--- Task objective ---
The lines to copy are those in the listing below that contain the word "annotation".

================================

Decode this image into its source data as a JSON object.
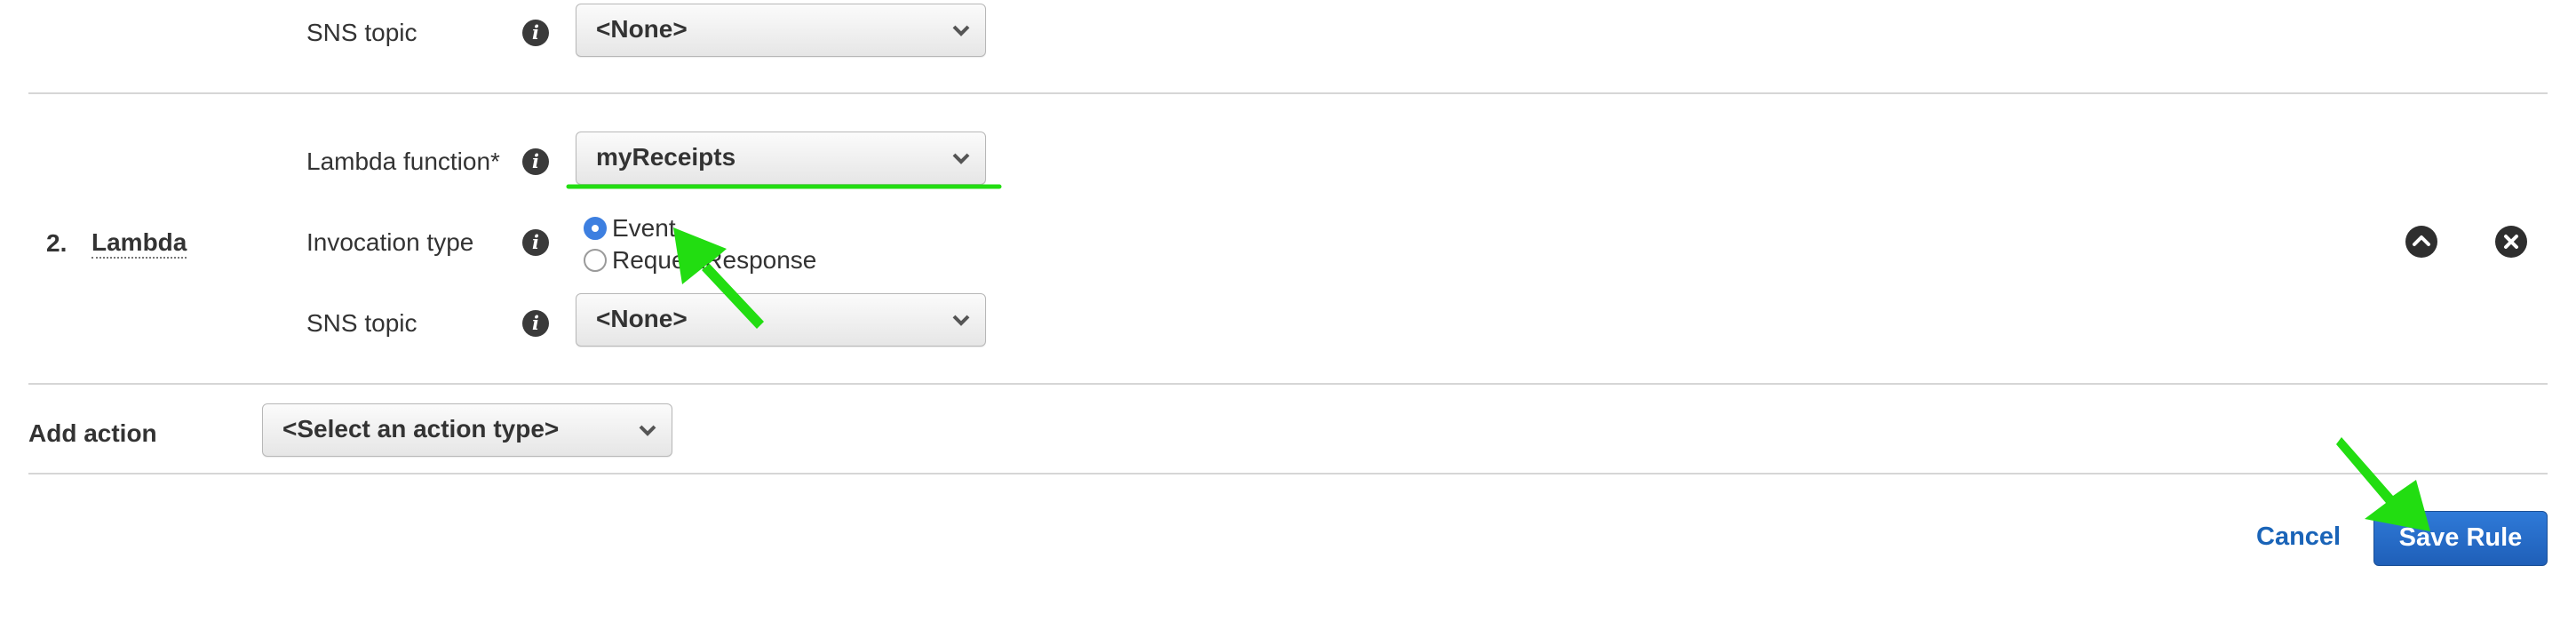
{
  "action1": {
    "sns_label": "SNS topic",
    "sns_value": "<None>"
  },
  "action2": {
    "number": "2.",
    "type_label": "Lambda",
    "lambda_label": "Lambda function*",
    "lambda_value": "myReceipts",
    "invocation_label": "Invocation type",
    "invocation_options": [
      "Event",
      "RequestResponse"
    ],
    "invocation_selected": "Event",
    "sns_label": "SNS topic",
    "sns_value": "<None>"
  },
  "add_action": {
    "label": "Add action",
    "select_value": "<Select an action type>"
  },
  "footer": {
    "cancel_label": "Cancel",
    "save_label": "Save Rule"
  },
  "colors": {
    "annotation": "#22dd11",
    "primary": "#2568c4",
    "link": "#1a64b8"
  },
  "icons": [
    "info-icon",
    "chevron-down-icon",
    "move-up-icon",
    "remove-icon",
    "annotation-arrow"
  ]
}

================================

--- Task response ---
    "annotation": "#22dd11",
    "annotation-arrow"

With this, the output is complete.